Building a wardrobe full of great looking pieces is only half the battle. Not only should each individual piece of clothing look great on their own, they need to look great as a cohesive outfit. When the colours of each item you wear in a single outfit clash, you lose style points and your look takes a huge dive. Colour matching can be complicated, but learning the basics is essential if you want to keep your style game strong. Avoid looking like a clown at a kid’s birthday party by keeping these 4 rules in mind when throwing your next outfit together.
Coasting in neutral
By definition, neutral, means without colour. In fashion and style, neutrals are colours that match easily with most other colours. White, black and greys are the standard here but I would throw in beige and navy blue which also pair well with most colours. Neutrals are great because they can form the base of any outfit. If you look inside my wardrobe you’ll find mostly blues and greys which I can pair with many of the other colours I’ve added to my closet.
I can throw on a pair of dark wash jeans and match it with an olive tee, or a red/green plaid button down, or a burgundy polo. Switch the denim out for a beige chino or khaki and you’ll still maintain a solid look.
Switch it up by wearing something louder below the waist like some red or blue shorts. Throw on a plain white tee and you’re out the door in an effortless summer look.
Tip: If you’re building a wardrobe on a budget, make neutrals your biggest priority. Neutrals will help remove some of the guess work from putting an outfit together, and you’ll maximize the number of outfits that you can create with a limited number of pieces.
“Once you enter this (colour) family, there is no getting out”
If there’s one piece of advice we should take from the fictional mob boss, Tony Soprano, it’s to keep it in the family. That is, it’s usually a safe bet to build your outfit out of pieces in the same colour family. When keeping it in the colour family, remember these two points: using (1) contrast; and (2) texture. I’ll explain why in a moment, but here are a few examples of this rule in action. Wearing all black from head-to-toe is a go-to here. Or, if you’re feeling bold, all white is a power move.
You can also play with the shades of a single colour like blue, grey or green.
Wearing shades and tints of one colour that contrast well with each other is important because it helps break the outfit up, give more detail and show more intention. Better yet, throw on a check or striped shirt that accents your chosen colour. Using some contrast in your outfit will help to avoid looking like you’re wearing a male romper, which is probably for the best… although some might say otherwise.
Mixing different textures into your outfit can also add more dimensions that break up your outfit. Instead of rocking a “Canadian tuxedo,” keep the jean jacket and switch out the jeans for a pastel blue chino.
By going with a lighter pant of a different fabric, you break the outfit apart so you don’t look like you’re wearing a mechanic’s jumpsuit. So pick your favourite colour and build your wardrobe around that. You can always add more colour later.

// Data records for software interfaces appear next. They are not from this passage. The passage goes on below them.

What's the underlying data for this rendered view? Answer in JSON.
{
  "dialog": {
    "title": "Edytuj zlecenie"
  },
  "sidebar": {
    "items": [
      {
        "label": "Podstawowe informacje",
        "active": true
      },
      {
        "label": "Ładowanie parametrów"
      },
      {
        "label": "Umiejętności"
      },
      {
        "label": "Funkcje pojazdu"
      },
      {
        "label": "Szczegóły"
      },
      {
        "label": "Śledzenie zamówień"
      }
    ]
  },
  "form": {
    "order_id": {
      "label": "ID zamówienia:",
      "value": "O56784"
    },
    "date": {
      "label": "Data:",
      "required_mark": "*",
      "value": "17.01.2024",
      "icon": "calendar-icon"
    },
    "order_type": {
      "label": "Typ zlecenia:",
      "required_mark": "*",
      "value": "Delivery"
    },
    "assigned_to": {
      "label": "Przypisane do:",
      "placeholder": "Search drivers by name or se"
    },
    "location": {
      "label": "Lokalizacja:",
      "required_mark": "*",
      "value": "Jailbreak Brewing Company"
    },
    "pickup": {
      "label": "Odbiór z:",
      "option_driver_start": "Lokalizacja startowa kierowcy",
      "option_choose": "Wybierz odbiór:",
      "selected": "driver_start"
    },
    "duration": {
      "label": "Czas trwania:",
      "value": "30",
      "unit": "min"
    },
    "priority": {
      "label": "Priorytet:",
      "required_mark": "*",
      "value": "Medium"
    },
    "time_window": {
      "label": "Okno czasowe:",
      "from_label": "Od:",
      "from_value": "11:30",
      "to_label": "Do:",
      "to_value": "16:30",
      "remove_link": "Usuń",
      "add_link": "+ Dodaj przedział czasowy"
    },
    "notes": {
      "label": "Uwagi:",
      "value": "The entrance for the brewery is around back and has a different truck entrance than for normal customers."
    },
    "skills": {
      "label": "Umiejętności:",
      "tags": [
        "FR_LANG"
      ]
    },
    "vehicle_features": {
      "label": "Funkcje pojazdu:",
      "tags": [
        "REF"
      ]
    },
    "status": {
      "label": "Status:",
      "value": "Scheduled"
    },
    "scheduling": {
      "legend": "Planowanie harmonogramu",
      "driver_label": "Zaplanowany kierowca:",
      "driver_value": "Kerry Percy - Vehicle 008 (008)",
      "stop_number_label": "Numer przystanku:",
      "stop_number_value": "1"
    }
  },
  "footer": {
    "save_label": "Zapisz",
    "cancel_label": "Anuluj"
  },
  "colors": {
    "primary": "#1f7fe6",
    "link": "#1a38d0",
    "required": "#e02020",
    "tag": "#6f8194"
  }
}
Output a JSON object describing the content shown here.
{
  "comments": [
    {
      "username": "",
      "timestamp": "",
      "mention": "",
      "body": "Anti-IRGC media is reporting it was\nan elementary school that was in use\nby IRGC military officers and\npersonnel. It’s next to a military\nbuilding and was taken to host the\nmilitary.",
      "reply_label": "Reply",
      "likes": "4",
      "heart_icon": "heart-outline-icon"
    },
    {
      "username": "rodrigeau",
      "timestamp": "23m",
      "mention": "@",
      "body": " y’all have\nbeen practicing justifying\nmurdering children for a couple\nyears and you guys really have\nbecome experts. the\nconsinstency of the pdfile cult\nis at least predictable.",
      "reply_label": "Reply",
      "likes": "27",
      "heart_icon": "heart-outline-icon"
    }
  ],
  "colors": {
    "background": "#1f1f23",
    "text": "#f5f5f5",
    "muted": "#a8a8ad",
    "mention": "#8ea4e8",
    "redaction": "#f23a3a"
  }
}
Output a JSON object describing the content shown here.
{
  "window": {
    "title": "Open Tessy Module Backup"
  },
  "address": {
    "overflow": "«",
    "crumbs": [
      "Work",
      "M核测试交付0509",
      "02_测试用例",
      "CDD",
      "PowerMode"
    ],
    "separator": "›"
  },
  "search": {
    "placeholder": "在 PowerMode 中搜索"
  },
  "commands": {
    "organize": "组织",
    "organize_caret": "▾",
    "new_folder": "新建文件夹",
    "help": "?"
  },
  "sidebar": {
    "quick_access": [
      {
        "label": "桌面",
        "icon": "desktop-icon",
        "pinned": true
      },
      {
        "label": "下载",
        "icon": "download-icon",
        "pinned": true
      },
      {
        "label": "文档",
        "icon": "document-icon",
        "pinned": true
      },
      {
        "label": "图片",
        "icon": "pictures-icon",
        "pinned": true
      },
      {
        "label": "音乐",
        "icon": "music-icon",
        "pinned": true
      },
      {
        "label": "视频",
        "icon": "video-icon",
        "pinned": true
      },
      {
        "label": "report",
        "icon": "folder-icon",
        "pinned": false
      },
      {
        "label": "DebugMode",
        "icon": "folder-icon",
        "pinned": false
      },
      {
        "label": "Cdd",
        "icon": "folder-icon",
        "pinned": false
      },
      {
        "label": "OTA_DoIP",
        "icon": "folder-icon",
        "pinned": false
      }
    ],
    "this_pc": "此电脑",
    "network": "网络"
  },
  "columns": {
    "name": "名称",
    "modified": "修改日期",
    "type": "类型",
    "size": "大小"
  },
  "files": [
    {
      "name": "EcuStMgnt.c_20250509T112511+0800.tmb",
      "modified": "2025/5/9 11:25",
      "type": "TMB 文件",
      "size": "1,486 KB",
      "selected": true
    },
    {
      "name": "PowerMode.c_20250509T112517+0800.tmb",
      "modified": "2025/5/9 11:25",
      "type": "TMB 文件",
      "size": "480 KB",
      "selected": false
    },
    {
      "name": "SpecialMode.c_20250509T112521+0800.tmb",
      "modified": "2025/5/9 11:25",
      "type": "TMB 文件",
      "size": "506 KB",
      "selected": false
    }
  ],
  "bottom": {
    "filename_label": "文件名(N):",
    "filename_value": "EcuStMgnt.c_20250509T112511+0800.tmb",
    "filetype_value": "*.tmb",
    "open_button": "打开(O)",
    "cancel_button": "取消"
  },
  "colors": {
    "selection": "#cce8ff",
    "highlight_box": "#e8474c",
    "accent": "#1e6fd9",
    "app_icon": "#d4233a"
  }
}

Setting the Tone
You can easily match colours in your wardrobe by using tonal schemes that are tried and tested.
Earth tones is a scheme that incorporates browns into other colours that make them look earthy and natural. Earth tones are great in the fall because they are typically made from warmer colours and look great with thicker or chunkier textures like flannels, knits or tweeds which are heavier fabrics great for cooler temperatures.
Pastel colours are desaturated, soft and more neutral than their primary counterparts. Because the colours are softer and more “washed out” they can be paired more easily. Look for muted blues, soft pinks, olive greens, and lavenders. These four colours are versatile and matched easily.
The metallic scheme is essentially pieces that are black and white and everything in between. Again this is keeping with the neutral strategy as any item of these colours will always match. DO NOT get this confused with shiny, silver, or reflective fabrics. Unless you’re hopping in your time machine to hit up a New York disco in the 70s, that trend has come and gone.
Opposites attract—it’s science!
If you’re ever in doubt, look to Sir Isaac Newton’s colour wheel from the late 1600s. Granted, Sir Newton was working on splitting white light into every visible colour on the spectrum (no big deal), but he unintentionally helped guys visually understand how to pair different colours in their style. To wrap your head around using the colour wheel there is a great overview here.
In trying to make the biggest style impact by matching colours, stick to matching complementary colours, those colours opposite each other on the colour wheel, or split complementary colours, which are the colours adjacent to a complementary colour. If this is confusing, you didn’t click the link above—go do that now.
Complementary blue and orange:
Complementary red and green:
Split complementary orange and violet:
Split complementary green and violet:
Build from the ground up
Think of each successive rule above as stepping stones to building colour into your wardrobe. Start with the basics and add more colourful pieces as you get comfortable. Stick to your favourites so that you can maximize your outfit variations with minimal pieces. That way you don’t have to break the bank or the rod in your closet!